Given that the judge had heard F’s evidence in chief, it was entirely appropriate for him to direct himself as he did, namely that F had to establish on the balance of probabilities that there were compelling reasons why the children should be moved. It was the correct exercise of his discretion for the judge to say F had failed to meet that test. There was no error of law or approach either in his determining the standard by which F’s evidence was to be evaluated or to say he was satisfied that F had failed to prove any of the matters to satisfy the court that the residence order should be changed. It was a matter for the judge to determine the form of procedure to satisfy the welfare needs of the children and he was not obliged to listen to evidence if it was not appropriate and the process would be of no advantage to the children. The judge’s view was robust, but he did not exceed the ambit of his discretion.

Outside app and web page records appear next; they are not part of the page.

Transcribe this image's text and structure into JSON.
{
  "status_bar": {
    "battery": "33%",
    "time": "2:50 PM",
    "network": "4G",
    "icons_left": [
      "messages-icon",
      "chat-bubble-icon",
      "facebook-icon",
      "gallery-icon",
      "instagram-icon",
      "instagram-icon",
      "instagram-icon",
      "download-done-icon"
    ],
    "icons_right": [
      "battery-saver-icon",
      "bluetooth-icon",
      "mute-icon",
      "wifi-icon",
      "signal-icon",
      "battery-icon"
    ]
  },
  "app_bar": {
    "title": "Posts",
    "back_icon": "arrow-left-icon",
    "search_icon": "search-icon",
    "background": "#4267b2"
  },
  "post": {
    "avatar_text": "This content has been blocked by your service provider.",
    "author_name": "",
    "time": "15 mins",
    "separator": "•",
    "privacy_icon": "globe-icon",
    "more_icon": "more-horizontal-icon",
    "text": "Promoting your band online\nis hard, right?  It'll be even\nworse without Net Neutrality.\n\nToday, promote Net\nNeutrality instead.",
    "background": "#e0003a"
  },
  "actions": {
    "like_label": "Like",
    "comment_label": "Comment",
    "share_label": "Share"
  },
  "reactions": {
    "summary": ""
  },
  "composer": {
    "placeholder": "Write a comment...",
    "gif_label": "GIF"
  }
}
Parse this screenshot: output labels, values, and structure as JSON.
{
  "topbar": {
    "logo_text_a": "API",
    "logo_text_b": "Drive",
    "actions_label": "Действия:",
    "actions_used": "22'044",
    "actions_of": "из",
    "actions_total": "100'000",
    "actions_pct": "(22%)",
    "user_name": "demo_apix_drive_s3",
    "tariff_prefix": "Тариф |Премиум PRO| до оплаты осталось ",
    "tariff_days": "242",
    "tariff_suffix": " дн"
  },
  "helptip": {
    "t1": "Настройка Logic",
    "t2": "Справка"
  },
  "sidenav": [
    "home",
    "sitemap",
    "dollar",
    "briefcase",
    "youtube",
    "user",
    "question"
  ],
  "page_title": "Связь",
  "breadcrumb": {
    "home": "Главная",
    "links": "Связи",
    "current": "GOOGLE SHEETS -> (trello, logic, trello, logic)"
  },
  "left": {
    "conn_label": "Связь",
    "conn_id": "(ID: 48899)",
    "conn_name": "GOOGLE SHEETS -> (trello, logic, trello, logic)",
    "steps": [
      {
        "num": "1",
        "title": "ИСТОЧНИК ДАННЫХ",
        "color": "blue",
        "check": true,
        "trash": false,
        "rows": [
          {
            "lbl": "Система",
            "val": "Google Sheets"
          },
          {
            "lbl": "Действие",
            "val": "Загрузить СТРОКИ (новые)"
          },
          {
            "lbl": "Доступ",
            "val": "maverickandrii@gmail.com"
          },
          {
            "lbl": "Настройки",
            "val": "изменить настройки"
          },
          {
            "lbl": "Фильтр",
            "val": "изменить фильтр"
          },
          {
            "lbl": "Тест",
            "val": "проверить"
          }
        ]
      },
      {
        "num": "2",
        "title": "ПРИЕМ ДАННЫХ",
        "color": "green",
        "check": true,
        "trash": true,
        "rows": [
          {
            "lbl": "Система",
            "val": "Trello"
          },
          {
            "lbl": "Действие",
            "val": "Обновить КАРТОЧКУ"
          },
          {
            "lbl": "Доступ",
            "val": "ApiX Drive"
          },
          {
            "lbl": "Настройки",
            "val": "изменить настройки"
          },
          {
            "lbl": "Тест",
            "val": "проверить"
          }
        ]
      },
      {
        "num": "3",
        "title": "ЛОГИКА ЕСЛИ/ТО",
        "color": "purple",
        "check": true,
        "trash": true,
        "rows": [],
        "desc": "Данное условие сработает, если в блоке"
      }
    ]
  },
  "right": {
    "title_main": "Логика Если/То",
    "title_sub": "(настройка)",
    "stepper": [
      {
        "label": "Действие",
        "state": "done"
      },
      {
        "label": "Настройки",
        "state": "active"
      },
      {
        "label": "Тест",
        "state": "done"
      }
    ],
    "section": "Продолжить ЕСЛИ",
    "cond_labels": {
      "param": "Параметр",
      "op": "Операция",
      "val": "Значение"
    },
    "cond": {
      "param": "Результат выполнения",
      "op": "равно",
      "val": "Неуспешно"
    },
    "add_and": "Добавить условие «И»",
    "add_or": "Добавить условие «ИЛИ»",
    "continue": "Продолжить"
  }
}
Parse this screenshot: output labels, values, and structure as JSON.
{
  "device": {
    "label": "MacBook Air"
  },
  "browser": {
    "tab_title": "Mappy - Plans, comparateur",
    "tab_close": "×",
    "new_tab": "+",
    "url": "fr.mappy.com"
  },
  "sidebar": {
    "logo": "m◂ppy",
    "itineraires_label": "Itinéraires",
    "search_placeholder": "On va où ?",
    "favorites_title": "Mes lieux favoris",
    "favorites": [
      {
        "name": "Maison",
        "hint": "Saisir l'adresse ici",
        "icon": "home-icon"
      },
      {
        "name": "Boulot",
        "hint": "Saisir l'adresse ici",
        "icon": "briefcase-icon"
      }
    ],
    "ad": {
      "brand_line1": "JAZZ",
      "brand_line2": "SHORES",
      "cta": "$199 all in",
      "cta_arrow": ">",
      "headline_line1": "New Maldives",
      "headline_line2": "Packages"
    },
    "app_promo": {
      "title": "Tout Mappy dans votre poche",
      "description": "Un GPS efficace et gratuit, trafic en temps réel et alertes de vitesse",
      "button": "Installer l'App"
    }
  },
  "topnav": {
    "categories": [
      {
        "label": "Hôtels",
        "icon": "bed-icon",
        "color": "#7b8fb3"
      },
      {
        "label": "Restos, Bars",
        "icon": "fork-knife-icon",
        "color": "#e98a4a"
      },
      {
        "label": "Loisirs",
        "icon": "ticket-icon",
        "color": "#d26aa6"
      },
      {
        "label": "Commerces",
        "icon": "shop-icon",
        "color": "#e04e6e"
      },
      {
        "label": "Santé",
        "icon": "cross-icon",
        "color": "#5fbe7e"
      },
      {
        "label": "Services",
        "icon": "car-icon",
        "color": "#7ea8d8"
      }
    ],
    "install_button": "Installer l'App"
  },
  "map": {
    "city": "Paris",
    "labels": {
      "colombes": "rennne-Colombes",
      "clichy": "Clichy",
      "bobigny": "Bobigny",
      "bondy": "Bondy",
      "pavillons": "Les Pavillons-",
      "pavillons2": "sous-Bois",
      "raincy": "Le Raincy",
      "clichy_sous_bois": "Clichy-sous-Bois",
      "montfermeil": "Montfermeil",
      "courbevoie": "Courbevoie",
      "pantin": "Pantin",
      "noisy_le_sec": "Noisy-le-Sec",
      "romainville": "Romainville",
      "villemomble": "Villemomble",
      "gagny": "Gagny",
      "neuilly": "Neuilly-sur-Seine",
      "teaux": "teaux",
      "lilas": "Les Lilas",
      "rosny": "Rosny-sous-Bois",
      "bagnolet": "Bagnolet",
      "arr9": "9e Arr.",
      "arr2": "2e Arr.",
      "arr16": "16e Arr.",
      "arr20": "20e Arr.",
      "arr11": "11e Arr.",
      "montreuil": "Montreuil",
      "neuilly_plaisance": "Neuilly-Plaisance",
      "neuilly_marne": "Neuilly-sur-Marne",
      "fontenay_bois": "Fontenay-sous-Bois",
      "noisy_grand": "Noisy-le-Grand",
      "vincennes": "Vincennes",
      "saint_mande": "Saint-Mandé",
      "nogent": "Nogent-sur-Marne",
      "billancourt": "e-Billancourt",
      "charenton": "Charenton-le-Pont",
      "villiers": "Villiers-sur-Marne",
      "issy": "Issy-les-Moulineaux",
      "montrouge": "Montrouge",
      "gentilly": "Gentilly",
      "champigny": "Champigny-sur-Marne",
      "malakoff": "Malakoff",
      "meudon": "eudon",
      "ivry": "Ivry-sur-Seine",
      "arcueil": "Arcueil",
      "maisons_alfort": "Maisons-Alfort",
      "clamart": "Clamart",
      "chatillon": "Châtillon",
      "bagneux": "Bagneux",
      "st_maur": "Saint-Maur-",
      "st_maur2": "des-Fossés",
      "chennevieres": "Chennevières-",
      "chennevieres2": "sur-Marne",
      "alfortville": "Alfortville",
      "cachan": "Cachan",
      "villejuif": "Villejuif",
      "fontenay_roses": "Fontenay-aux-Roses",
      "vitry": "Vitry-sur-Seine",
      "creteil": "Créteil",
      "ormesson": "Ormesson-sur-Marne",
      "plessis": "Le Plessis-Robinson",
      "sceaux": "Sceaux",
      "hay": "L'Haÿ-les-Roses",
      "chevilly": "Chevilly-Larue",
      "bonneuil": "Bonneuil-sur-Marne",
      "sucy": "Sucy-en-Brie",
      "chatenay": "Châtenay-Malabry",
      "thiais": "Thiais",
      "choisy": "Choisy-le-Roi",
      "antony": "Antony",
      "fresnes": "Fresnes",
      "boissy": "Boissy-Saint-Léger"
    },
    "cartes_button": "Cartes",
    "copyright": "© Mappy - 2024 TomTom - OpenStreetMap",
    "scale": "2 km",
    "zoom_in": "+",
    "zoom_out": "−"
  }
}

There was no error of law or misdirection in what he had said about the burden of proof or in taking the course that he did. He had taken a decision that was plainly open to him in all the circumstances and it could not be said that he was plainly wrong.
This may be a gratefully received judgment for all Judges dealing with private law cases faced with clearly threadbare evidence for serious allegations, as they may be able to cut them short when it is clear they are going nowhere. [I shall not speculate as to whether the number of such cases will increase or decrease as a result of certain political decisions about funding of family legal aid]
And this one
RE P (A CHILD) (2012)
Where essentially, very serious allegations of sexual abuse was made against the parents. The parents indicated that they did not seek the return of the child or any contact, and that on that basis, embarking on a judicial determination of the allegations was unnecessary (as they were content for the Court to make a Care Order and did not seek any orders in relation to contact)
This is interesting, because it throws up what the role of the Court is – is it to get to the truth, or is it to determine the applications that are placed before it? If having a fact finding hearing doesn’t materially affect the order to be made, how can it legitimately take place on the one hand. On the other, isn’t it important for the child’s care and future to know whether he or she was the victim of sexual abuse?
The Court of Appeal remitted the decision back to the trial judge who had decided not to have a finding of fact hearing, for further consideration – notably of the expert report that having resolution of this issue would be beneficial for the child and that future uncertainty would be detrimental to the child. They also considered that the parents stance on contact might shift (and may have already shifted) and that it was appropriate for all of these issues to be taken into account.
And oh, I see that another one I was waiting for is now up
RE (1) B (2) H (CHILDREN) (2012)
 EWCA Civ 1359
This case goes to the issue of having a finding of fact hearing where the suspected perpetrator had considerable learning difficulties. It is pertinent for me because I had similar issues come up with a potential intervenor in a case and the law wasn’t entirely clear on how the Court should decide whether to compel them to give evidence, and how the balancing exercise should be conducted.
The trial judge in this reported case decided not to go ahead with the finding of fact hearing, and was appealed.
Sadly, the appeal was unopposed, so the judgment is very short. In effect, the Court of Appeal were persuaded that the role of a finding of fact hearing is twofold (and this may feed into the case above)
The outcome of a fact finding investigation is not only to determine whether the section 31 threshold has been crossed, but also to provide an essential foundation for the trial of the welfare issues that lead to the management decision for the future of the child.
I can therefore suggest nothing further than the tack I used in my case, which was that the Court should weigh the article 6 right to a fair trial against the rights of the vulnerable person and would have to give leeway to the witness when considering confusion about dates, times, details and sequence of events where their learning difficulty impacted considerably